Matthew (27: 32-54) only includes this word, although his story is rich with all kinds of other details. Like all kinds of dead people raised from the graves and walking around.(53) Like one of the interns in our study group said, the zombie story. Walking dead style.

In Luke 23: 26-47,  we have the shift from inward to outward.  The offering of forgiveness to the crucifiers (34) and the confession  of the (so-called) good thief. (43) And we note:
* Crucifixion was for political criminals, those who attacked military and commercial targets on behalf of the resistance. It was a way to terrorize the population. Only the Romans could do that. Jews could only stone, with the permission of the Romans.
* The accusing thief echoes Psalm 22 again. There was a tradition in Egypt that the good thief had encountered Jesus as an infant and let the holy family get away free. He is the first to confess Jesus as Lord, given the desertion of Peter and the disciples.
* Paradise was where souls hung out wit God until the day of physical resurrection. A Garden of Eden like holding area.
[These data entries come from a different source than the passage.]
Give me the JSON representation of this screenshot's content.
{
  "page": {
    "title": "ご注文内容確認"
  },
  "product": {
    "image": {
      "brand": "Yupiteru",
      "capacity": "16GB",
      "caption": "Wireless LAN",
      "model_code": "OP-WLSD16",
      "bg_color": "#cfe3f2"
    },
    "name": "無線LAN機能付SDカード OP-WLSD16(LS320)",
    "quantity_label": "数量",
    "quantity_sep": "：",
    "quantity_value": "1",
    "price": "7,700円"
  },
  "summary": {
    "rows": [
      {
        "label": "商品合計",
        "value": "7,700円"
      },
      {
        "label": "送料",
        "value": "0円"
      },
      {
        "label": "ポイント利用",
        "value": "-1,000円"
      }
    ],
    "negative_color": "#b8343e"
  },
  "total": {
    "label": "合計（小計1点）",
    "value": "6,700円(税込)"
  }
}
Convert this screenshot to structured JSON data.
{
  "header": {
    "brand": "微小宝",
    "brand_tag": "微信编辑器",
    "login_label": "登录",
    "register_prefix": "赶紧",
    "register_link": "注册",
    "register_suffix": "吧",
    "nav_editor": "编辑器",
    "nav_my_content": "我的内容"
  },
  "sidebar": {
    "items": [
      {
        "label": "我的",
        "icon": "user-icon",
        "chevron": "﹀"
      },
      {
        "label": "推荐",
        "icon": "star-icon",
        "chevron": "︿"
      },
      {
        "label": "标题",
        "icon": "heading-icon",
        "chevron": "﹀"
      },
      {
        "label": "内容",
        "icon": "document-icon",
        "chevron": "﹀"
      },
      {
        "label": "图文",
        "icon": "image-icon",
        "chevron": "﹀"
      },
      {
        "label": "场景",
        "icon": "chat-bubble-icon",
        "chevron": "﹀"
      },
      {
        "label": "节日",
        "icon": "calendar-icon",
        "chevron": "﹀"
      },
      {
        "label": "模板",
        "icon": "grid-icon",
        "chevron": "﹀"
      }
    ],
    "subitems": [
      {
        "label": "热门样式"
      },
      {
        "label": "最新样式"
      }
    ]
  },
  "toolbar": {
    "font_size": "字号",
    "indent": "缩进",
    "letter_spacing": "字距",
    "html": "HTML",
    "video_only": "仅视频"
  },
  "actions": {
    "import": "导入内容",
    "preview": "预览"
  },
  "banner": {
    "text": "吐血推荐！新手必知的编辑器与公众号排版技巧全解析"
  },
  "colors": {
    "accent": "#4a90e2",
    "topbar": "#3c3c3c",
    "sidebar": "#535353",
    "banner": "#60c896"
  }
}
In John (19: 1-37), we find both the inner and outer. Though John never directly quotes Psalm 22, it echoes throughout his telling of the story. The outward compassion of commending the one he loved and his mother to care for one another. The expression of thirst (Ps.22 again). The imagery of the Passover ( no broken bones) for the first time creating a sacrificial expiation image. Hyssop, another passover reference. Water and blood, both medically accurate, as Anna tells us, but also an image of baptism and eucharist. And that final expression, It is finished, not so much his life, as his earthly work.

As each gospel writer had his own perspective, as we look at their work, so will we. The seven last words weave a narrative coming from different streams into one chronology. It’s not a factual history but an expression of truth.

On this we will reflect on Good Friday.

for previous years' Seven last Words reflections go to:

No comments:

Post a Comment